In failing to build a company, I have learned many things. Core to all of them is that a company is not a product. Ideas change, products change, people change. We “pivot”, rapidly, relentlessly, sometimes ruthlessly.
Managed well, change is a catalyst. Managed badly, it can be catastrophic.
In this series, I try to explain the various ways in which I failed to understand this, and how I would endeavour to do better next time. You may notice that the style of these posts is more instructive than usual. Remember that these are mostly addressed to my future self, and as such, I am telling myself what to do; you, my dear original thinker, can do whatever you want.
I write software, and I thoroughly enjoy it.
Despite reading a lot of books along the lines of The Lean Startup, I thought that in my role in my company, I’d mostly be writing software.

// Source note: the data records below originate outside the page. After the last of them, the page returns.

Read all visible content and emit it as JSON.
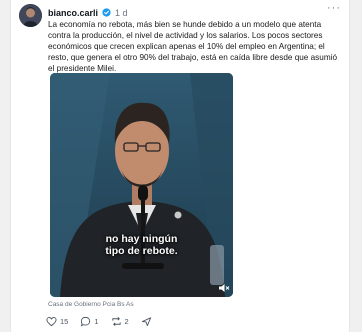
{
  "post": {
    "username": "bianco.carli",
    "time": "1 d",
    "more_label": "···",
    "text": "La economía no rebota, más bien se hunde debido a un modelo que atenta contra la producción, el nivel de actividad y los salarios. Los pocos sectores económicos que crecen explican apenas el 10% del empleo en Argentina; el resto, que genera el otro 90% del trabajo, está en caída libre desde que asumió el presidente Milei.",
    "video": {
      "caption_line1": "no hay ningún",
      "caption_line2": "tipo de rebote."
    },
    "source": "Casa de Gobierno Pcia Bs As",
    "actions": {
      "likes": "15",
      "comments": "1",
      "reposts": "2"
    }
  },
  "colors": {
    "verified_blue": "#1d9bf0",
    "muted_gray": "#6b7280"
  },
  "icons": [
    "verified-badge-icon",
    "heart-icon",
    "comment-icon",
    "repost-icon",
    "share-icon",
    "mute-icon"
  ]
}
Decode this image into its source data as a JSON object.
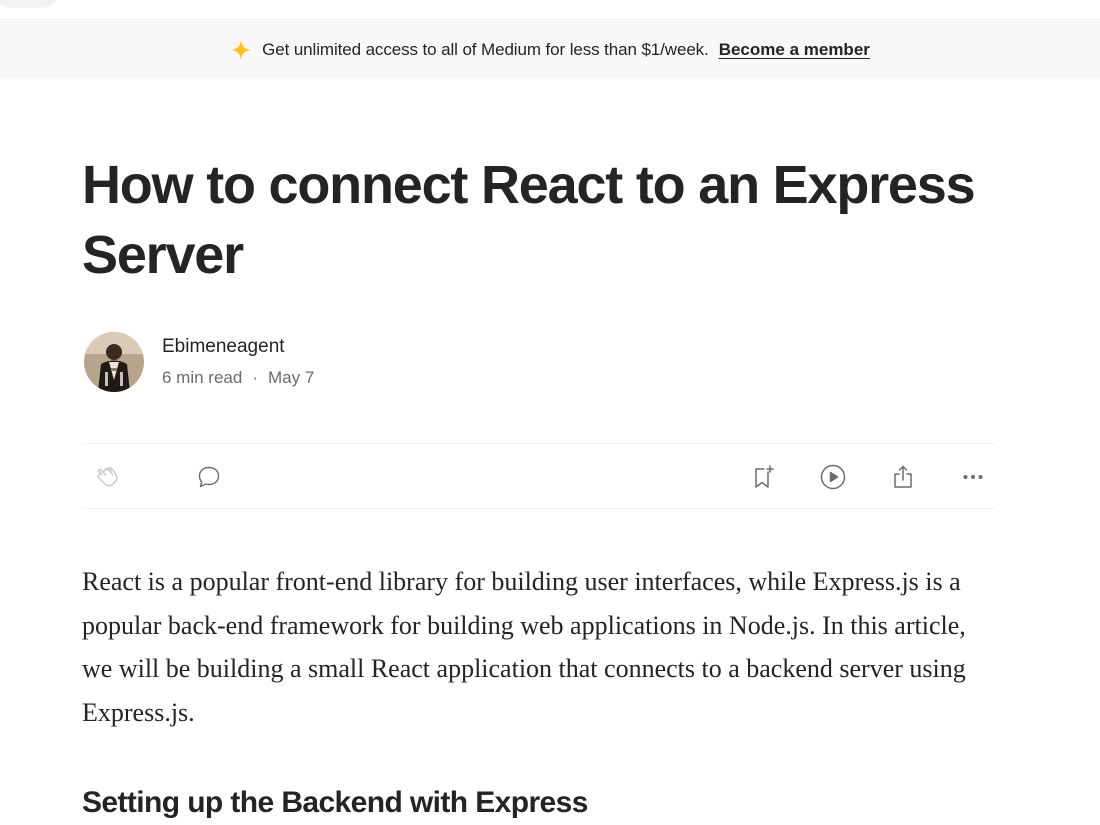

This was, in hindsight, quite foolish.
Until you grok your potential customers, you don’t need any software.
Go out and talk to people. Understand their woes. Figure out what keeps them late in the office. Ask them what happened to cause their latest catastrophe, and help them conduct a root-cause analysis to truly get to the point.
Be generous with your time.
And if you can’t get in the door, that’s one more reason why you don’t need to write any code yet.
I’m finding this hard to write. I don’t want to talk to people, I want to code!
But code is not the end, it’s the means.
More in the series
- Focus on the problem, not the solution
- If the company goals change, the company should probably change too
- "Do research" is not a corporate strategy
- Your corporate values transcend your product vision
- Trust your gut, understand your heart, and open your mind
- Go to therapy with your co-founders
- Explore the terrain first
- Unless someone cares, don't waste your time
- Code is a liability; ship without coding, if possible
- Do less, and do it better
- Agile methods are tools to try more ideas in less time
- Until you have traction, money is a trap
- If you don’t know how to do it, that’s your biggest problem
- Roles can be fluid, but they must be defined
- Camaraderie is helpful, but no substitute for working together